“On your left!”
“Thank you!”
“Thank you!”

“On your left!”
“Get it, girl!”
“I’m trying!”

And so on.

A couple weeks later, back home, while passing a couple of other cyclists with a wide berth:

“Hey, coming up on your left!”
I was a little put out.

They call the community at AIDS/Lifecycle “the Love Bubble”, which is cheesy and something I typically have trouble embracing for that; such things are, all too often, a façade, an untruth. But the reality is, people on the ride were so damn friendly. I was there, unexpectedly, on my own, and yet as I rode among hundreds of other groups of people, I found friends.

AIDS/Lifecycle Photo Break

I’ve spent a lot of time thinking about how it’s hard to be a good person in a bad society. Not everyone has the strength, even though it is morally necessary, and so atrocities proceed. How are good societies built, encouraging people to be the best version of themselves? I don’t know, but there was something on this ride, where everyone reached out to help, to do favors, to give a grin, that made me feel as though being a bad person here would be much harder than being good.

We started in a mist of a cool rain, which was funny in its atypicality. Two days later, we had ridden so far that we were sweating it out in 96 degrees Fahrenheit. And so we continued down California, 545 miles by bicycle from San Francisco to Los Angeles.

It took time to figure the routine of everything out, but I slowly became more efficient. When I reached camp, I downed the chocolate milk offered to me and then set about my tasks: finding the luggage trucks, getting my luggage and my tent, finding my space in the tent grid, setting up my tent, walking to the shower trucks and cleaning up, attempting chores like phone charging or laundry, dinner, and the evening programming if I was quick enough, water bottle refill and brushing my teeth. By the time I was back in my tent it was dark, and in the morning I rose before 5am.

Sunset over camp

Use the porta potty, change into riding clothes and put on sunscreen, pack the tent, back to the luggage truck, then to breakfast to cram in some calories, then to the bike corral, find my bike, mix my electrolyte drink.

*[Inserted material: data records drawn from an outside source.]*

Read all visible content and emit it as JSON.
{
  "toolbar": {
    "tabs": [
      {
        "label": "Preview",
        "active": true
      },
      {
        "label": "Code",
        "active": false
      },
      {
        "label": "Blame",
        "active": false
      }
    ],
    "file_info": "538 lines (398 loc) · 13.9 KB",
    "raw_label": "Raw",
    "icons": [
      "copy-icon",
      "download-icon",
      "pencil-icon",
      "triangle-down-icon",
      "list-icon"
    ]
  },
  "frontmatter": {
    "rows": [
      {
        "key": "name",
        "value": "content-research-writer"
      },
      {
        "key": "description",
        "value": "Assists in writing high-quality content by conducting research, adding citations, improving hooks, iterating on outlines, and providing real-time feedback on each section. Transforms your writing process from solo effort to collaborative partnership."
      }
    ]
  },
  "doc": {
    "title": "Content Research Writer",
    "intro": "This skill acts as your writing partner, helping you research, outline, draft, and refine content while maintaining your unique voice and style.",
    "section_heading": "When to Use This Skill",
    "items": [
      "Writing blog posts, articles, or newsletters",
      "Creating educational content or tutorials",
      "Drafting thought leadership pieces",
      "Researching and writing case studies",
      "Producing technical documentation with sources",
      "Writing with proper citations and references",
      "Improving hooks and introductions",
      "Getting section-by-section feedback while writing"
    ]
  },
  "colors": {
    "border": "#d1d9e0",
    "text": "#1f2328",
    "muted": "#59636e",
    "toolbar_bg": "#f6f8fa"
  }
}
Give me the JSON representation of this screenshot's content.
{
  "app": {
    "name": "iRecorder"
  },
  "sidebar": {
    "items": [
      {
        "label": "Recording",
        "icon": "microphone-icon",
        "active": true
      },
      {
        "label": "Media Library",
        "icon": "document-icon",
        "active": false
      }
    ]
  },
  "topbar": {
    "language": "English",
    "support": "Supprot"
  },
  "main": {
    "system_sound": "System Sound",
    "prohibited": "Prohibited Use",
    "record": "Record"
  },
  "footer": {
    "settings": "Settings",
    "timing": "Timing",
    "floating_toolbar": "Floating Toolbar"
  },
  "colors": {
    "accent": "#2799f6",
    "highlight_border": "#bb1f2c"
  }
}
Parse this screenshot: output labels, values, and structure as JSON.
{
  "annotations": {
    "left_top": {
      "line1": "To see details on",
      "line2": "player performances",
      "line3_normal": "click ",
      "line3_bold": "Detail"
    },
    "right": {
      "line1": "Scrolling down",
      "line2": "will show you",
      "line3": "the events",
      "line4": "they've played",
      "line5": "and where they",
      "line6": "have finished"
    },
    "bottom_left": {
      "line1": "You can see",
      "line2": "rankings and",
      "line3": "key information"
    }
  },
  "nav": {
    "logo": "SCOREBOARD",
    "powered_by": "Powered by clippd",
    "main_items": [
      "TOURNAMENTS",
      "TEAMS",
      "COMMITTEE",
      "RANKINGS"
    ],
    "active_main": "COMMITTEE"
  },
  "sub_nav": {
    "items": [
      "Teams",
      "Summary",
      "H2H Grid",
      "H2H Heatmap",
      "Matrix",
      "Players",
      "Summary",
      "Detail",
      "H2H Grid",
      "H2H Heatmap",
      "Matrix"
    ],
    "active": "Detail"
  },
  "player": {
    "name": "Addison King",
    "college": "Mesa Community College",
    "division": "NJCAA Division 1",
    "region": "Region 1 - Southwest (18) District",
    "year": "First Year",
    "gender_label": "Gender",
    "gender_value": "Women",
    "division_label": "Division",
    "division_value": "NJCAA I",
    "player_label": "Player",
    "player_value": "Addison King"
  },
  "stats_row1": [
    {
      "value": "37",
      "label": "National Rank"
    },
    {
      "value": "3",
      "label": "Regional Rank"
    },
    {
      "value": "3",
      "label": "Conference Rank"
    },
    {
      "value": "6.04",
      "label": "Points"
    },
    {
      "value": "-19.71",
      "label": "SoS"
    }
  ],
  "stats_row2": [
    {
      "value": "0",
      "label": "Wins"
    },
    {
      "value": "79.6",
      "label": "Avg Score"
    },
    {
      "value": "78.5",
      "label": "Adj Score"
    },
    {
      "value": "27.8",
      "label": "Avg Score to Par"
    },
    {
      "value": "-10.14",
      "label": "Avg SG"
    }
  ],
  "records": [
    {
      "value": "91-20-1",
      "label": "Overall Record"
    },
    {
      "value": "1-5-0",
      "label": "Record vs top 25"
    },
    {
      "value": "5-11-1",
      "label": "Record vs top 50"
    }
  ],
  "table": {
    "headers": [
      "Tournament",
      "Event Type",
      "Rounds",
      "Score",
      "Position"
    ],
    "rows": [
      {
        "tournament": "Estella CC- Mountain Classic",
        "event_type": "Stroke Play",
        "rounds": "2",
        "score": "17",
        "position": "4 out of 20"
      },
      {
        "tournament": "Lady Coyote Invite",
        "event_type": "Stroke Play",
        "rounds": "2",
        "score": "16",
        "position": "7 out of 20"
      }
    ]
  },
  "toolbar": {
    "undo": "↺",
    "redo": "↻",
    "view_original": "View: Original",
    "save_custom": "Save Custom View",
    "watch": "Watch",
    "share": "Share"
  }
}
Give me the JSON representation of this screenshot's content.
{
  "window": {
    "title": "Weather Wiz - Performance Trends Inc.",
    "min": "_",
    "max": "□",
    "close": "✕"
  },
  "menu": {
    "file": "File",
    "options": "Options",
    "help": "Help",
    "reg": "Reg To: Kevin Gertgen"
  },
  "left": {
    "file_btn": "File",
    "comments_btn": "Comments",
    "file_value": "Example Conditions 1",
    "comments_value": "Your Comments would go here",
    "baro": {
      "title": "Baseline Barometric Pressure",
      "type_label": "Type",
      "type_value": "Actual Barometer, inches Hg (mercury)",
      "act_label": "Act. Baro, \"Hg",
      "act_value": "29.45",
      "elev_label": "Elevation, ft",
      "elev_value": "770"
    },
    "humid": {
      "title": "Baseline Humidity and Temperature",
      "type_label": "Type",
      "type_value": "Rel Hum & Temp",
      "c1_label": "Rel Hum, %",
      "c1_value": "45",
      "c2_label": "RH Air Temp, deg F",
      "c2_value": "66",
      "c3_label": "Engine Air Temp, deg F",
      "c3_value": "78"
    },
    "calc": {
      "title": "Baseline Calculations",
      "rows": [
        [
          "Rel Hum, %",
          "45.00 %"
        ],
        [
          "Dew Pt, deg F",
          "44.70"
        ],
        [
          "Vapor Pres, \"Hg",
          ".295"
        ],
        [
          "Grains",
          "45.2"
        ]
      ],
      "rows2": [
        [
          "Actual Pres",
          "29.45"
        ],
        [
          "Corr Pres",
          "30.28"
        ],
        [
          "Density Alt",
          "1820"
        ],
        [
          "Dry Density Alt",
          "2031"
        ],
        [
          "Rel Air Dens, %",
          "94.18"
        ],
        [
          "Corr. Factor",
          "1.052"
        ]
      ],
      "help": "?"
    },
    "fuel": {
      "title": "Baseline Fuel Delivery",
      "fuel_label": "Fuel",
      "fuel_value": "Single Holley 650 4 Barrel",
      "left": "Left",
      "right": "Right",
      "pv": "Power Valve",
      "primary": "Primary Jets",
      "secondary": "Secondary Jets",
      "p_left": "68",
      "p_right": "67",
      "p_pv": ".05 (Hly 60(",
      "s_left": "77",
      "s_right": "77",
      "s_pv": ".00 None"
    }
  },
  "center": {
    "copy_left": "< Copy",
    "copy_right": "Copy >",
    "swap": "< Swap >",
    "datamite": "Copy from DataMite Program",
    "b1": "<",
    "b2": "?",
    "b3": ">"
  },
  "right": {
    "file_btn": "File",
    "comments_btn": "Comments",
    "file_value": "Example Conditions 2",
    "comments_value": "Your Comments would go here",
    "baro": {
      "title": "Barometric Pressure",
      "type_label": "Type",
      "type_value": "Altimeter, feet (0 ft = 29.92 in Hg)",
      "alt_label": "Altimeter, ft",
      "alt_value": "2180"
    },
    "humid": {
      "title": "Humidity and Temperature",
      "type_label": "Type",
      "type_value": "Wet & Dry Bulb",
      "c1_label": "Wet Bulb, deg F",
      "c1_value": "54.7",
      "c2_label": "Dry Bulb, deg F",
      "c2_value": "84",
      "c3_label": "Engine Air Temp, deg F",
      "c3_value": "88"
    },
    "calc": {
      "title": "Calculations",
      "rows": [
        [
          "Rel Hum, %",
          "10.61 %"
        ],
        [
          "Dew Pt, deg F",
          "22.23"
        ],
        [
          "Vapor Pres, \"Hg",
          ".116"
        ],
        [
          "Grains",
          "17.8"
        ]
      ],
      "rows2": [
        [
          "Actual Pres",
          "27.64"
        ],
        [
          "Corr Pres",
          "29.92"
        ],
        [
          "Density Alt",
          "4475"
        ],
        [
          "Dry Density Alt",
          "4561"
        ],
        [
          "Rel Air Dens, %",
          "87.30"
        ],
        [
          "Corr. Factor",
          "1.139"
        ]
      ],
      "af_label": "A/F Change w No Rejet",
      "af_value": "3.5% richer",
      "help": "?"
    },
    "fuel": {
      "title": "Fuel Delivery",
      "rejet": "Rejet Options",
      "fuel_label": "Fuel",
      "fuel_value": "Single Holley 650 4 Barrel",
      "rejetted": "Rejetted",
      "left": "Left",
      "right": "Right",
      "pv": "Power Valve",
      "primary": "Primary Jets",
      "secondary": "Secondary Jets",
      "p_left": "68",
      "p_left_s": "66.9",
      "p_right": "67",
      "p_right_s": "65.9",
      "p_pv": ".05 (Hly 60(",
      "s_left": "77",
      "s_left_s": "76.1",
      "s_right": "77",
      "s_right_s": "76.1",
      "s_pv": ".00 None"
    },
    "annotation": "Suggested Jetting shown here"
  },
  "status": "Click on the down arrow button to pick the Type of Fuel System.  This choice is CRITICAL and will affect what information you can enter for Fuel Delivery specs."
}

Hit the road before the mist burns off. Freewheels spinning, calls of “on your left”, the sun rising.

Rest stops, sanitizing protocol, food and drinks. Then the medical tent, where the cream needs built up: sun screen, lip cream, chamois cream, cream for a bee sting. Find new friends, hit the road again. The landscape changed from coast to farmland, to hills to coast again.

AIDS/Lifecycle Memorial

Each day had its pattern. Time stretched and compressed. And there were moments. Helping a Sister of Perpetual Indulgence find their dropped eyelashes on the floor of their tent the morning of red dress day. Coming up on the wheel of a new friend, “I caught you!” Rolling into Pismo Beach, ready for those much-hyped cinnamon rolls. Nearly rolling past a photo op set up on the side of the road with a drag alien. Lined up to leave the halfway point in waves, chatting with a man who told me about his famous mentor—and that he had been living with HIV since the late 1980s. The talent show, with singers who were real pros. The candlelight vigil on the beach in Ventura, honoring those who died from AIDS. Finding someone else in a Ukraine kit. Playing red light/green light Squid Game-style, but with water guns. Reaching the top of Quadbuster hill to cheers and snapping fans. Paradise Pit, with ice cream better than I had hoped for. The dance party rest stop, with bibs pulled halfway off and booty shaking in cycling cleats. Getting mac and cheese for dinner. Catching the sunset settling over the field of tents. And of course, riding through the finish line, flanked by a tunnel of cheers.

Despite the mounting exhaustion, the pattern pulled everyone toward goodness.

Bike parking

At one of the evening programs, a man joked that when he moved to San Francisco, he was told that in the gay community, he had three options for socializing: joining the gay men’s chorus, playing softball, or becoming “one of those crazy motherfuckers who rides their bike to L.A.” I’m merely adjacent to the community, but I have become one of those crazy motherfuckers in solidarity.

Butt pained, legs tired, heart happy. I would go back.

AIDS/Lifecycle is a week-long event where cyclists ride 545 miles from San Francisco to Los Angeles with the help of volunteers called “roadies” who help with food, logistics, camp set-up, and more. This event is a fundraiser for two organizations, the San Francisco AIDS Foundation and the Los Angeles LGBT Center.